The responses to the Call for Evidence will inform the development of the new UK biomass strategy, which is due to be published in 2022. This is the third in our ‘Biomass for net zero?’ blog series exploring some of the key points from our evidence submission. As we get closer to COP26, the series will also highlight some of the challenges that need to be addressed in order to realise the potential of biomass systems to support the transition to net zero.
Authored by Katie Chong, Supergen Bioenergy Hub
Innovation and people lie at the very core of achieving net zero, and there are still many challenges to overcome. A huge amount of research and innovation is still needed, even though we are on a very short timeline to try and fix our climate problems. There is no single solution for global decarbonisation due to the huge variety of potential feedstocks and technologies and the unique requirements of different communities. It is clear that the way forward will involve a combination of innovative technologies to achieve the greatest carbon savings. Climate change is a giant puzzle that we can only solve by putting all the solution pieces together, decarbonising piece by piece.
The utilisation of biomass feedstocks for energy (bioenergy) or products will be a piece of this puzzle, but even within this area, the way forward will involve a combination of different, innovative technologies. Fantastic work has already been done; for example, we now have a much better understanding of key biomass conversion technologies such as those based on thermochemical (pyrolysis, gasification) and biological (anaerobic digestion, fermentation). However, as we move towards a net zero world, research innovation is needed to improve existing technologies and create new ones. We need biomass technologies with improved performance that are more cost- and energy-efficient and more flexible in terms of feedstocks. Making biomass utilisation economic will, in many cases, require a biorefinery approach (where multiple products are created from one feedstock to extract maximum value) and delivering such systems requires novel and innovative approaches. We need to improve the way different biomass technologies work together and couple this with carbon capture, storage and utilisation to deliver even more effective GHG removal. To achieve net zero will not be possible without carbon capture, so the development and integration of bioenergy processes is essential.
However, successful innovation is needed to address these challenges; such technologies will only impact our net-zero transition if they go beyond lab-scale experiments and are used and deployed at scale. Such upscaling is necessary across the whole biomass supply chain, from feedstock supply to the technologies for treating and utilising biomass. But the transition to the large scale needed for deployment isn’t always simple. For example, there may be good knowledge of a technology’s performance under laboratory conditions and with ideal feedstocks. Yet, understanding how this varies with real feedstocks, larger volumes, and integration with other technologies is often poor. When technologies are scaled up, this can lead to significant performance issues and commercial failure. The UK would greatly benefit from more open access scale-up facilities to help speed up and de-risk the move to demonstration scale. Alongside this, it is vital that policy relating to biomass feedstocks and their role in achieving net zero is consistent across government departments and sectors and that there is policy certainty in the medium to long term. Scale-up and deployment of biomass technologies requires investment, and changing policy and support often deters investors.
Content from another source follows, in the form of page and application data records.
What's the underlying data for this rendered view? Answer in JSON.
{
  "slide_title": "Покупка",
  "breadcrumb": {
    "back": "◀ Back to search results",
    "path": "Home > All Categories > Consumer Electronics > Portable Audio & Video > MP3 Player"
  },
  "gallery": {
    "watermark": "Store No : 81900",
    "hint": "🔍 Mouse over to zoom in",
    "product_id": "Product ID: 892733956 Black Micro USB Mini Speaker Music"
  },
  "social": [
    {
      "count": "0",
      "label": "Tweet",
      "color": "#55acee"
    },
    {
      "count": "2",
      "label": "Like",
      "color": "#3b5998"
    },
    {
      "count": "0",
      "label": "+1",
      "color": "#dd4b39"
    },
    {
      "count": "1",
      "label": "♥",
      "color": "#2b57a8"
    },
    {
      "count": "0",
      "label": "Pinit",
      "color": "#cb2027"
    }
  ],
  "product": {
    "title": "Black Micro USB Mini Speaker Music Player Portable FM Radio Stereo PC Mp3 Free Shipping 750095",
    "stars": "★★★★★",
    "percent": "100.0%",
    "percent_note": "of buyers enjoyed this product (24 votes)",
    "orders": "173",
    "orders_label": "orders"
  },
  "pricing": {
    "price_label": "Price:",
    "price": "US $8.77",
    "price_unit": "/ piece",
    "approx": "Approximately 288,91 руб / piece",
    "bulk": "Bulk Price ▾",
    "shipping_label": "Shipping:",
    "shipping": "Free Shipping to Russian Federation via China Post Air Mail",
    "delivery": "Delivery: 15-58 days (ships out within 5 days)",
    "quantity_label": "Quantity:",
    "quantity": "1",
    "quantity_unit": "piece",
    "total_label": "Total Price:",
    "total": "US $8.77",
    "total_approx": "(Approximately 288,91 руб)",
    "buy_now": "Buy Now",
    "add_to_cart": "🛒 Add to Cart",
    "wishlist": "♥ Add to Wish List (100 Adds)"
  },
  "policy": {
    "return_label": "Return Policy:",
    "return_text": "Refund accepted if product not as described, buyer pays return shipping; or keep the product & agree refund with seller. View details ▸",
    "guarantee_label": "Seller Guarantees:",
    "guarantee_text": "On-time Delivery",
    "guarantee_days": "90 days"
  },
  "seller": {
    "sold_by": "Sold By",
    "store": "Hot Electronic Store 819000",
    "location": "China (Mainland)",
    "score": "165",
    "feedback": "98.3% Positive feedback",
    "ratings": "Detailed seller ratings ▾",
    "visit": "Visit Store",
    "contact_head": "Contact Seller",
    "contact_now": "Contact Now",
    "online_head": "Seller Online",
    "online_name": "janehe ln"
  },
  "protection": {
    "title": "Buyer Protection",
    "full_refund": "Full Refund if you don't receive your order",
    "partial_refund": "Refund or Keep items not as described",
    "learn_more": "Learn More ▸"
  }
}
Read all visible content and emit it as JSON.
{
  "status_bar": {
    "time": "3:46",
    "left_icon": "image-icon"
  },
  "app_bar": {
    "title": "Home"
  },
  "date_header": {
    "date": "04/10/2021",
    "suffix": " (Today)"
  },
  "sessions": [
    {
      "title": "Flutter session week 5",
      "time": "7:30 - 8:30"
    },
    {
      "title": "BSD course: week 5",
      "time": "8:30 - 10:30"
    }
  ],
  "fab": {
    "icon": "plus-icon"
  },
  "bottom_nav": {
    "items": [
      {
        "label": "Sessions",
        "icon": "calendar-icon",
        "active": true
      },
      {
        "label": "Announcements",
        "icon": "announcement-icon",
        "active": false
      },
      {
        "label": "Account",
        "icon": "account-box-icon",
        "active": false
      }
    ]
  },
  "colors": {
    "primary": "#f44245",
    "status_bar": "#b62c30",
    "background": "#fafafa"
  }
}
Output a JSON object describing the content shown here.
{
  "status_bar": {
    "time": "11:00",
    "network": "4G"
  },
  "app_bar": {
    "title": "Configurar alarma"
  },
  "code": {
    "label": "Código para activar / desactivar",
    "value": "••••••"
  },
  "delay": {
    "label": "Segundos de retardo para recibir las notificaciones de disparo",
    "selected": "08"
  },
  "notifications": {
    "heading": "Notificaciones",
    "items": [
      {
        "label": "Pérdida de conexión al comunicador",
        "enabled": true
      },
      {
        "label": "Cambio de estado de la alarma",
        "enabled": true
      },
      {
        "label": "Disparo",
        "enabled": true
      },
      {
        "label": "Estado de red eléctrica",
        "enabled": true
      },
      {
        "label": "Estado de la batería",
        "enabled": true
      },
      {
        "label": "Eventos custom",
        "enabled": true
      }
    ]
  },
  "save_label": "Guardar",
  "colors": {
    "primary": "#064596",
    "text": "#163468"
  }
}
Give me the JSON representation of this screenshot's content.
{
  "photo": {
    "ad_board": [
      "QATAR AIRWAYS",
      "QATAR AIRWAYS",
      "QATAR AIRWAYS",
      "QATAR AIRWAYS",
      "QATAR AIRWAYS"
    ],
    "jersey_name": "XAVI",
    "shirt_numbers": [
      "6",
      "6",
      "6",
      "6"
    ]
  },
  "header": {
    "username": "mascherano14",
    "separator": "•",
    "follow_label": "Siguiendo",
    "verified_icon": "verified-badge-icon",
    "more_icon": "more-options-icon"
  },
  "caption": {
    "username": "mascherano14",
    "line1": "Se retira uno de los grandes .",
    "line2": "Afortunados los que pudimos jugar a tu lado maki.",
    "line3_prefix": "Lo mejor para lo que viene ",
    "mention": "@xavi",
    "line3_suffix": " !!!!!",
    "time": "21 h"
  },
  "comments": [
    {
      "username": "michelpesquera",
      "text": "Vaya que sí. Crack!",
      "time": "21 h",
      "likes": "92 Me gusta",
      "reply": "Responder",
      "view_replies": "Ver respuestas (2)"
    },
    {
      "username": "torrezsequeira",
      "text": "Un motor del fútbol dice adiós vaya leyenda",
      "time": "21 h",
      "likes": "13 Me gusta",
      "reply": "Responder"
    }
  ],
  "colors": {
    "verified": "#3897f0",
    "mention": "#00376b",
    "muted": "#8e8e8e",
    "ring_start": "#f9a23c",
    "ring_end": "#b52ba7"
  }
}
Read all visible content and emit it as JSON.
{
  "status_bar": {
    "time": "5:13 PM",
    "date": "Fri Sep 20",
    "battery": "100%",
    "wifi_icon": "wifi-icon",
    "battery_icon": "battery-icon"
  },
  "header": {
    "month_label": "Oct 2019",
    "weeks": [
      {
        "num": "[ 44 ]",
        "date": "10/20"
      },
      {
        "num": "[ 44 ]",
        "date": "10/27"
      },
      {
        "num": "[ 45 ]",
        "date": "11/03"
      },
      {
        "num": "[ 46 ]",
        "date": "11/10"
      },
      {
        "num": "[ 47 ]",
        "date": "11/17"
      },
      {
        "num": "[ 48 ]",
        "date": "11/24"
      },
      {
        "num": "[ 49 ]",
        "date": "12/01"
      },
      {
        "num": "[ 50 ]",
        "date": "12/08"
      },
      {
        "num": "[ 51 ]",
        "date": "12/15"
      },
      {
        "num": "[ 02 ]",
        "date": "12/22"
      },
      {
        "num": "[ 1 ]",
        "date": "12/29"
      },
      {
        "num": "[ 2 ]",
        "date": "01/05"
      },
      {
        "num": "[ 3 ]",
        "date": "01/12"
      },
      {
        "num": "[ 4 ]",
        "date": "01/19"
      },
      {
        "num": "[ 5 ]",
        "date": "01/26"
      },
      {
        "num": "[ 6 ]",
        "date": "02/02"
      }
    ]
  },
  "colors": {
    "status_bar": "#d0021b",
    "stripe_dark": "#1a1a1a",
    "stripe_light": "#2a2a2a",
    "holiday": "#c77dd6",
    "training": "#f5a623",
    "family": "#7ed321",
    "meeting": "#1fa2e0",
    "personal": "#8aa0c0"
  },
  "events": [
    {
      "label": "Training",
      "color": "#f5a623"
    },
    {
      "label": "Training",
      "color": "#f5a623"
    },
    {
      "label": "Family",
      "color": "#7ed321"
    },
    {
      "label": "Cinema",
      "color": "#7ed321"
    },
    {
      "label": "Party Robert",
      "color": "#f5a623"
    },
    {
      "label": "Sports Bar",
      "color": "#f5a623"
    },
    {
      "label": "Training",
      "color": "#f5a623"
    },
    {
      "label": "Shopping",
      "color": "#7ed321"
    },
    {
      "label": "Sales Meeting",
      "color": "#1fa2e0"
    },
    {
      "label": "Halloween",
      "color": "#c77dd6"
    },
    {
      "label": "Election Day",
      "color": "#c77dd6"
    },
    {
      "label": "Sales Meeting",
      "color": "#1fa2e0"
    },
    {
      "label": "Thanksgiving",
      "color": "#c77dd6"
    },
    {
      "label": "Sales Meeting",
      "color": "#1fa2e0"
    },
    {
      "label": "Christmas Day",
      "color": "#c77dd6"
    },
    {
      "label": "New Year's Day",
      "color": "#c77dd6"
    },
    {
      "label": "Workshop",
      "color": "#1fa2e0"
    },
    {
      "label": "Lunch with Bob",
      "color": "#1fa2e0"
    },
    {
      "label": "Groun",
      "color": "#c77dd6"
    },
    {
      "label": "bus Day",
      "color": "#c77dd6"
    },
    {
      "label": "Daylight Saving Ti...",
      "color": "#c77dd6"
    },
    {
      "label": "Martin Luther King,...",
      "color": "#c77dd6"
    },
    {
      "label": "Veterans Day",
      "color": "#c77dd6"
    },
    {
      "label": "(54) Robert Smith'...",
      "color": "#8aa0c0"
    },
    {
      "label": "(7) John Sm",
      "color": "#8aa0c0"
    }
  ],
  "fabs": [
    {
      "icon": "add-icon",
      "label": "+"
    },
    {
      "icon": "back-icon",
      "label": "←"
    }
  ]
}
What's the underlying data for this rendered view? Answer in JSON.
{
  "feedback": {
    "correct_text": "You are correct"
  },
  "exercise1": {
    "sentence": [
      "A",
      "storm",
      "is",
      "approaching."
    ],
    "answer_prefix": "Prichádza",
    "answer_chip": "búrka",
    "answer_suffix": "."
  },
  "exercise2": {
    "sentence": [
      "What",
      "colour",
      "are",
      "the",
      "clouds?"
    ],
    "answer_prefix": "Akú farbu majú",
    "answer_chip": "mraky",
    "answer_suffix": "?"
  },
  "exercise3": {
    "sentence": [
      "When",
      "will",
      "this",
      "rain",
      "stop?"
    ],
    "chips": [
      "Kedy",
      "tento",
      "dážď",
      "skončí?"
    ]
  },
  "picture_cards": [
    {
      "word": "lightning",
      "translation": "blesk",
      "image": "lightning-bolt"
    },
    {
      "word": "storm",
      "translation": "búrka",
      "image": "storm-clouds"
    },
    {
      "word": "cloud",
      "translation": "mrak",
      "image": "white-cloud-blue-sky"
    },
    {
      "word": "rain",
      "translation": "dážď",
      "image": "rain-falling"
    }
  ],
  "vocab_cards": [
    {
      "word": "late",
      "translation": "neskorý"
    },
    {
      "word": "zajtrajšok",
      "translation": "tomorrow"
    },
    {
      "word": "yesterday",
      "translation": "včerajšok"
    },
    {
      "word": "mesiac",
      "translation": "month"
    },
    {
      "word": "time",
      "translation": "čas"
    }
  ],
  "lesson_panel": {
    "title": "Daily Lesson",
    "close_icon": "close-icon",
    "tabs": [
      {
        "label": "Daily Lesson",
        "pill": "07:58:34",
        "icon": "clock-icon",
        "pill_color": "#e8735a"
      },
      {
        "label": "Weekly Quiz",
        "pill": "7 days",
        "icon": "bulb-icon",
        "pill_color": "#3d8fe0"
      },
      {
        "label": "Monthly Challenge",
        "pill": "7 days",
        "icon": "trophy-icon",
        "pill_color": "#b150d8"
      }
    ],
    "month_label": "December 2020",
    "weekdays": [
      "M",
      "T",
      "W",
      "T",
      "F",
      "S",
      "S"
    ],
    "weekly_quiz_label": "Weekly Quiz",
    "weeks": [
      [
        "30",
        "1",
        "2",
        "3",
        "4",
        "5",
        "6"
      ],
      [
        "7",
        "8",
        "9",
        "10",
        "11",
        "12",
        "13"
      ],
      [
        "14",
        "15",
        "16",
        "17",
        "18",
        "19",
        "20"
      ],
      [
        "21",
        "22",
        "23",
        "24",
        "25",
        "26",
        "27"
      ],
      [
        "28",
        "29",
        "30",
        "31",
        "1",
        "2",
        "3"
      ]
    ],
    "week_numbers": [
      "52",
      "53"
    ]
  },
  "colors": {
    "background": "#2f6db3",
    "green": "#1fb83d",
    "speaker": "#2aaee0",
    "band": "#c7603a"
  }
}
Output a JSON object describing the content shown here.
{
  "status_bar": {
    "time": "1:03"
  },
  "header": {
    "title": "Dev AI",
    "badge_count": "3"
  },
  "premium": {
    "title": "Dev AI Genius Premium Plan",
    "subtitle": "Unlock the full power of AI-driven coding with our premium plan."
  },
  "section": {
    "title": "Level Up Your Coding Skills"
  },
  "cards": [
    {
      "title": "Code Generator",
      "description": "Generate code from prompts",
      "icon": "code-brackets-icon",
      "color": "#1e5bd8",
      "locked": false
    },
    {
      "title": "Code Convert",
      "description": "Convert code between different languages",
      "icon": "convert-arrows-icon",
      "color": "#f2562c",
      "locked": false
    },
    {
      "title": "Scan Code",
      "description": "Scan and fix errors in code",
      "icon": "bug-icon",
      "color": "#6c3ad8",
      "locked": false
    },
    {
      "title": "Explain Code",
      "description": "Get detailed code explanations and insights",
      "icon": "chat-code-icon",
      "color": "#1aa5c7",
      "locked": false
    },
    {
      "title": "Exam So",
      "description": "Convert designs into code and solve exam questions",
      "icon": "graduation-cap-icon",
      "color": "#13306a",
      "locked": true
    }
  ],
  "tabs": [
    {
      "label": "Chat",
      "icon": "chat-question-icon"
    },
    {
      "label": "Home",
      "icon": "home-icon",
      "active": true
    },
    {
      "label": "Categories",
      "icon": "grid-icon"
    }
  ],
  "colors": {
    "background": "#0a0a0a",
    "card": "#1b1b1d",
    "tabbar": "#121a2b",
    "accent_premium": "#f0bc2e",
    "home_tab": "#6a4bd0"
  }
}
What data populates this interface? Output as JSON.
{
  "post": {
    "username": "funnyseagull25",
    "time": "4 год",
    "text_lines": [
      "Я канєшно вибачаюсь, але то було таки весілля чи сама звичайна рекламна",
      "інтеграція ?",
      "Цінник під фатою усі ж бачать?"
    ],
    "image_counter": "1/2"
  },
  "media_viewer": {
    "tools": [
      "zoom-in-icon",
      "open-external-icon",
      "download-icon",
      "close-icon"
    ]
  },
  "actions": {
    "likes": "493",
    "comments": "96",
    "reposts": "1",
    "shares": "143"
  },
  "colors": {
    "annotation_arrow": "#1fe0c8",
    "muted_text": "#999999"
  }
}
Innovation is required through continued multidisciplinary research and strong engagement with industry and policy stakeholders, all of which lies at the core of the Supergen Bioenergy Hub and the BBSRC Networks in Industrial Biotechnology and Bioenergy. We will all continue this work and keep adding solution pieces to the huge climate change puzzle!